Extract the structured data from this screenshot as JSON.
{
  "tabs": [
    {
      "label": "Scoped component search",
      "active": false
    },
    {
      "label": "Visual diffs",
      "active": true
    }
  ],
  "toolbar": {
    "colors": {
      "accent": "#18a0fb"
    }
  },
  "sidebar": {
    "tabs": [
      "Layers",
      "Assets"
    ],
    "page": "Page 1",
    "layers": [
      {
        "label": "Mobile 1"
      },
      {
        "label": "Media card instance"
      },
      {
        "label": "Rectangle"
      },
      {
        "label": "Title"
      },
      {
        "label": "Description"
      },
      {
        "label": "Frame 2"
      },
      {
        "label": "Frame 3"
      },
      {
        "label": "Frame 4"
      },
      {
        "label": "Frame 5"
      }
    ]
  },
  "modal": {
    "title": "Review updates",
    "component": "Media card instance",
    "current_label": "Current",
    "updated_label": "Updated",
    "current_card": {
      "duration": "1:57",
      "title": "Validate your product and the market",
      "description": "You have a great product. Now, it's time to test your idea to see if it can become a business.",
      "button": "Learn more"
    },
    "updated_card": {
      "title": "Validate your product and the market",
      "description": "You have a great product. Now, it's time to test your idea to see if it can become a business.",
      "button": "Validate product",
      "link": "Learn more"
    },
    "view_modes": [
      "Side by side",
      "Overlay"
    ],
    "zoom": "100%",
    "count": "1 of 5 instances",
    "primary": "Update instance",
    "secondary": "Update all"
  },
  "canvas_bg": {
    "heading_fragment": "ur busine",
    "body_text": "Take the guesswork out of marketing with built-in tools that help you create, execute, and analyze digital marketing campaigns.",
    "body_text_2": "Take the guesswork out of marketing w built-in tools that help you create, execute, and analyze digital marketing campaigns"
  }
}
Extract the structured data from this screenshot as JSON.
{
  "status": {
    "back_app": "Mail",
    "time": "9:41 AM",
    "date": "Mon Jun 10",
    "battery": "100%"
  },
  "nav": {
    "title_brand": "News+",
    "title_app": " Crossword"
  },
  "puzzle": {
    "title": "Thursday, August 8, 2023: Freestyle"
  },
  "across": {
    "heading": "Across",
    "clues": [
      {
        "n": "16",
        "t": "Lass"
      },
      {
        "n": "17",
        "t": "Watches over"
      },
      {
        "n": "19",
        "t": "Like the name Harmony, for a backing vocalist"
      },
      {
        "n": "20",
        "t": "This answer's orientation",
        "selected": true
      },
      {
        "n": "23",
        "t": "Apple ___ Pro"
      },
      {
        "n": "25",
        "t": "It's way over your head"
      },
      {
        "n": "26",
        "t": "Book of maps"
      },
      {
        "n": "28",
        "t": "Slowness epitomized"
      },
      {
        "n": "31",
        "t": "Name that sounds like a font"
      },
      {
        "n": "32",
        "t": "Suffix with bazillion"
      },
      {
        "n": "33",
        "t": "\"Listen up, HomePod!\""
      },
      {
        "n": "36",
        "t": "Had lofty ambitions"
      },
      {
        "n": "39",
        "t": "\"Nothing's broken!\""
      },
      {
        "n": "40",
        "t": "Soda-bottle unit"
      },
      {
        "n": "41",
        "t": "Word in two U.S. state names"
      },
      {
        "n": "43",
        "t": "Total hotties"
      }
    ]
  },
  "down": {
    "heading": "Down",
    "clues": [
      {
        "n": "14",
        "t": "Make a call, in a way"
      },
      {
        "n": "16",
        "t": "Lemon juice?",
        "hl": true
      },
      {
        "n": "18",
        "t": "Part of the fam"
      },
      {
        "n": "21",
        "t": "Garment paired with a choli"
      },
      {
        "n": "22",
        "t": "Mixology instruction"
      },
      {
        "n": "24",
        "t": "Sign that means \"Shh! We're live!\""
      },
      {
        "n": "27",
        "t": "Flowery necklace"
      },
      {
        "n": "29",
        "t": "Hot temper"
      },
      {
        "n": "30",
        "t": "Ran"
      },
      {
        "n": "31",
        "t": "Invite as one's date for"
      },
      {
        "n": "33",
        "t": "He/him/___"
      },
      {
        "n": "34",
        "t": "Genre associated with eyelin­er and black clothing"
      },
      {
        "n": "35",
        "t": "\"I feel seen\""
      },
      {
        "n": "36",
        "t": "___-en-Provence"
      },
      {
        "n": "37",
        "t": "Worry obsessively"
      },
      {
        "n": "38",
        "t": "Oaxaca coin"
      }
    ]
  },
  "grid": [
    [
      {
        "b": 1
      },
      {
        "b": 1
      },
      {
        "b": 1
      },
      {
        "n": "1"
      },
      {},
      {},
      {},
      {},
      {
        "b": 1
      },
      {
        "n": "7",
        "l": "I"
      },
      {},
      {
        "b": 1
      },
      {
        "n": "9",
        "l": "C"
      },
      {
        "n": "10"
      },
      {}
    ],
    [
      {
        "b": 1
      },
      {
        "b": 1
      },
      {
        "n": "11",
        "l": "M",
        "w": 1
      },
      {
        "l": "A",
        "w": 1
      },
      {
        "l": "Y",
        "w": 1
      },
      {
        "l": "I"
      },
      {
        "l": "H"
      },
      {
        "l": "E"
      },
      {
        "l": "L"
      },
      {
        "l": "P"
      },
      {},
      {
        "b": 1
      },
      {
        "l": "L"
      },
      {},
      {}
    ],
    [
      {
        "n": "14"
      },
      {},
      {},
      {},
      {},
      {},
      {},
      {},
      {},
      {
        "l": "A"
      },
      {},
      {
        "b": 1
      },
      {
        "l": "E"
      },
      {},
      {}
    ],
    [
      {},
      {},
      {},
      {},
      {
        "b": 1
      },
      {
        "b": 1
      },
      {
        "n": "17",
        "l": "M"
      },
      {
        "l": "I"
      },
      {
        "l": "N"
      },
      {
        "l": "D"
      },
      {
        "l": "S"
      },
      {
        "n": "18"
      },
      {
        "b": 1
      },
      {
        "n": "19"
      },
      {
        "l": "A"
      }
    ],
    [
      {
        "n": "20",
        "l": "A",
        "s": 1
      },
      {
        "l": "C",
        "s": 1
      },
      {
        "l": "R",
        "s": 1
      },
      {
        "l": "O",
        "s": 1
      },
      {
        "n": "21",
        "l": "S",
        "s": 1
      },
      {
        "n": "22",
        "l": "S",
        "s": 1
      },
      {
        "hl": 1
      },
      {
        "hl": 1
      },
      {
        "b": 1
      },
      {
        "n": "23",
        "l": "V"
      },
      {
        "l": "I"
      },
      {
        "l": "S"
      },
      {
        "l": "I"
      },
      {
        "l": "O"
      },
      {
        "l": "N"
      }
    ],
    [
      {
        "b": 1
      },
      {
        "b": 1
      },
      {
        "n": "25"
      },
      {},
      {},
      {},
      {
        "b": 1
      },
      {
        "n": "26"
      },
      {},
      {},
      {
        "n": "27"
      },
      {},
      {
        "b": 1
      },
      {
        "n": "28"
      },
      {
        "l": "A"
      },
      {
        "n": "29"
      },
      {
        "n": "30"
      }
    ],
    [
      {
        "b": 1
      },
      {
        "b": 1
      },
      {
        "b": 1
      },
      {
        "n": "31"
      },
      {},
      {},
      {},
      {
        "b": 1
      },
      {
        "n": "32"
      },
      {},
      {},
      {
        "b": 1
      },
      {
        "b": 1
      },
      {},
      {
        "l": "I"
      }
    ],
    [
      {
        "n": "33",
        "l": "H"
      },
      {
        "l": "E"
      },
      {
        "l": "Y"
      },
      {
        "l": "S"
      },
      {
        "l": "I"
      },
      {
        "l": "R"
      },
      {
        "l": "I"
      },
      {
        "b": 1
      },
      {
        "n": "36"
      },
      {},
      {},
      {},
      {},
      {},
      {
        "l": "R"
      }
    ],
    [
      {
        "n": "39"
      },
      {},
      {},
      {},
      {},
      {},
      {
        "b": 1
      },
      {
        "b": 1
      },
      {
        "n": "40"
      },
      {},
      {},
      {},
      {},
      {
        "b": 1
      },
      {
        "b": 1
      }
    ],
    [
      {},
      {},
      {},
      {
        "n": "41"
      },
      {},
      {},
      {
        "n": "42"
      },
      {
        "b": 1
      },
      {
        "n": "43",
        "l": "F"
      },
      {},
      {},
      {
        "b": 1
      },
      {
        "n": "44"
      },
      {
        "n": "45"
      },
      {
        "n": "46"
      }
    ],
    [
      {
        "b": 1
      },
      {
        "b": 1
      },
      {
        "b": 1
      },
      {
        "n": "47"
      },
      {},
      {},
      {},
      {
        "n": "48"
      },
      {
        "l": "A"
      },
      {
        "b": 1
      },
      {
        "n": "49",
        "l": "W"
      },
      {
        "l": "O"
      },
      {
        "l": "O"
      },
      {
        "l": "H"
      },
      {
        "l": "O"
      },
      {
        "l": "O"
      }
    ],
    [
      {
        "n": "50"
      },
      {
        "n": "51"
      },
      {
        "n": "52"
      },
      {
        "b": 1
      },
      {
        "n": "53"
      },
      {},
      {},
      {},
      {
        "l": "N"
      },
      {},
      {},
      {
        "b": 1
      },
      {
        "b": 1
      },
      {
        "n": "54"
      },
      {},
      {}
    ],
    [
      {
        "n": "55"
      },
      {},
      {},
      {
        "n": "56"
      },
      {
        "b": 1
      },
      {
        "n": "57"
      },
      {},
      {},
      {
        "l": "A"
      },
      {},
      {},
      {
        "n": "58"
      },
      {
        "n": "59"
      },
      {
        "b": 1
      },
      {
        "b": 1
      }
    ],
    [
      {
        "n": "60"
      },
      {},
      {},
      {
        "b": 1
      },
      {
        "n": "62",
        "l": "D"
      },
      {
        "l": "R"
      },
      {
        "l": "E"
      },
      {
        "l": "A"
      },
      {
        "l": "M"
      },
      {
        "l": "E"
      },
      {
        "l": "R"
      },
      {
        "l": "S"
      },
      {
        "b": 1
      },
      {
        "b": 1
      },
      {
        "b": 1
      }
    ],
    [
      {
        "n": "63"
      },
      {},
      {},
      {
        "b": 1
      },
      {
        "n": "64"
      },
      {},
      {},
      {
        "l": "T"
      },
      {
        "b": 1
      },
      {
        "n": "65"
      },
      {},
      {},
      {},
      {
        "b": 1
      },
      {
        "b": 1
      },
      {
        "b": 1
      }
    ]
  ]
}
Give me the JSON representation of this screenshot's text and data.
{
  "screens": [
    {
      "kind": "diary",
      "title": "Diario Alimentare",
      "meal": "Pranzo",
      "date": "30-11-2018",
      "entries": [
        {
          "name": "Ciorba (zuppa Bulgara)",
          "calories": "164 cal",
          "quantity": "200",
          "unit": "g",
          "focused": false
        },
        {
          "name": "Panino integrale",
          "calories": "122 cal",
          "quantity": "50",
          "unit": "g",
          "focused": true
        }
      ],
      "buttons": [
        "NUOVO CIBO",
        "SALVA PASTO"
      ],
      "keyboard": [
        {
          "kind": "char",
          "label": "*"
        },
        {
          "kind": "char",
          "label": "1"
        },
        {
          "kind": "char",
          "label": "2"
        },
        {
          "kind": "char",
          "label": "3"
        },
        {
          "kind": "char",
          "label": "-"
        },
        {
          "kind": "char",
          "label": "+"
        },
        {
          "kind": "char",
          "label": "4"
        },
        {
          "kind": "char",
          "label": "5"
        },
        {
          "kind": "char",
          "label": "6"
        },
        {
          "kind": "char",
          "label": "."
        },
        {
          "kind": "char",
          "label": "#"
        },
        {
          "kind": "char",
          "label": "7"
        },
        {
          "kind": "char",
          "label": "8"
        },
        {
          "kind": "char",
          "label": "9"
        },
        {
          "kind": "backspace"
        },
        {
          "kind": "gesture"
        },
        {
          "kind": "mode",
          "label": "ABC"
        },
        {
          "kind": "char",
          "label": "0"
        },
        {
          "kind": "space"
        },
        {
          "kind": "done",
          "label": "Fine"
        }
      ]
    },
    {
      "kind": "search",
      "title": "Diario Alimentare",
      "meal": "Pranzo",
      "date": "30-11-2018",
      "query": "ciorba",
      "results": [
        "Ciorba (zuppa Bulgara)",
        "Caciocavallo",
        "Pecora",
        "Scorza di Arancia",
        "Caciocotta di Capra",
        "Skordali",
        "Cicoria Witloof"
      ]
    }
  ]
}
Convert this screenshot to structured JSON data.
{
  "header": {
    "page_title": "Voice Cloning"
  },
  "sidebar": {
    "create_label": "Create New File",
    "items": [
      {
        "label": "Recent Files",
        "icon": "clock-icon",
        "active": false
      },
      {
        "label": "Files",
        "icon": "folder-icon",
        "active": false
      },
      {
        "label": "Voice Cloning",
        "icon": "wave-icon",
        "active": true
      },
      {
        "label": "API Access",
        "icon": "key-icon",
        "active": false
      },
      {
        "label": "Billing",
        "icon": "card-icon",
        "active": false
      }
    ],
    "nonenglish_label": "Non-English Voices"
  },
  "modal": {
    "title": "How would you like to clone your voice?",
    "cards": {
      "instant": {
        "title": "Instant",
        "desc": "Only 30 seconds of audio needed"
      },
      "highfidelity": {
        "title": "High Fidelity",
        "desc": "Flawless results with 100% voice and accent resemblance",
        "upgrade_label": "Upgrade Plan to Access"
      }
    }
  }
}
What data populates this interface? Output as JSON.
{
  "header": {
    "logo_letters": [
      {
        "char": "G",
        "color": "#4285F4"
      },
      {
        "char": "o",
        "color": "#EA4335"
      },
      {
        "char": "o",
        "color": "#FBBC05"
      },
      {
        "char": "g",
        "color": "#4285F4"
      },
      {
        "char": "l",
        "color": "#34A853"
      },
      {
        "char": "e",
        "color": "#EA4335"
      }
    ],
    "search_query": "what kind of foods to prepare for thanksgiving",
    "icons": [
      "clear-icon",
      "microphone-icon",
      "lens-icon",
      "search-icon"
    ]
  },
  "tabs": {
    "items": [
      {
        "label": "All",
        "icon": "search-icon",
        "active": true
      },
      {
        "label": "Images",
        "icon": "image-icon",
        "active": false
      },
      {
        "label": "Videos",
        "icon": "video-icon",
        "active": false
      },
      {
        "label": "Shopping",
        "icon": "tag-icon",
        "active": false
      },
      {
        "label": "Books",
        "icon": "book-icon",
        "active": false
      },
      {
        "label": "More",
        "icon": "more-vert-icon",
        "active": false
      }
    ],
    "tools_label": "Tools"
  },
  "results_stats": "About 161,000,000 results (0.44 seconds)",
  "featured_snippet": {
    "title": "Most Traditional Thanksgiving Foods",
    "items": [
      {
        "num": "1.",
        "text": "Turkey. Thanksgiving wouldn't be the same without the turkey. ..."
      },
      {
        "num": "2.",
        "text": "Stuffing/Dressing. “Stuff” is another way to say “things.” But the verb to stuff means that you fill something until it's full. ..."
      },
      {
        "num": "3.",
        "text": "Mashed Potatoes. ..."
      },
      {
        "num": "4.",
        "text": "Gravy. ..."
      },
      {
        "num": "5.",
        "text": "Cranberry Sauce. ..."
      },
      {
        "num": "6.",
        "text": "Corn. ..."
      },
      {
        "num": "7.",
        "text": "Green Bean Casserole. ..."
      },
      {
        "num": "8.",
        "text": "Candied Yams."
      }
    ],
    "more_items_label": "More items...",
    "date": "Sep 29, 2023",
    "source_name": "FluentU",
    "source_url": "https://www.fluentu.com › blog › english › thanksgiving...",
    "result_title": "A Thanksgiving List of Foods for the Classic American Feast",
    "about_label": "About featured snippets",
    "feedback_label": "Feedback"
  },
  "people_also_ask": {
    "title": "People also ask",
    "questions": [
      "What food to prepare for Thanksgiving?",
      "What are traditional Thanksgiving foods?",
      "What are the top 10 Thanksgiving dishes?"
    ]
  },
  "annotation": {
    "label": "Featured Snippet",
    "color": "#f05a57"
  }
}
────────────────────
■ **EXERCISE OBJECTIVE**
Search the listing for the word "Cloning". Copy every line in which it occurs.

■ **TASK ANSWER**
    "page_title": "Voice Cloning"
        "label": "Voice Cloning",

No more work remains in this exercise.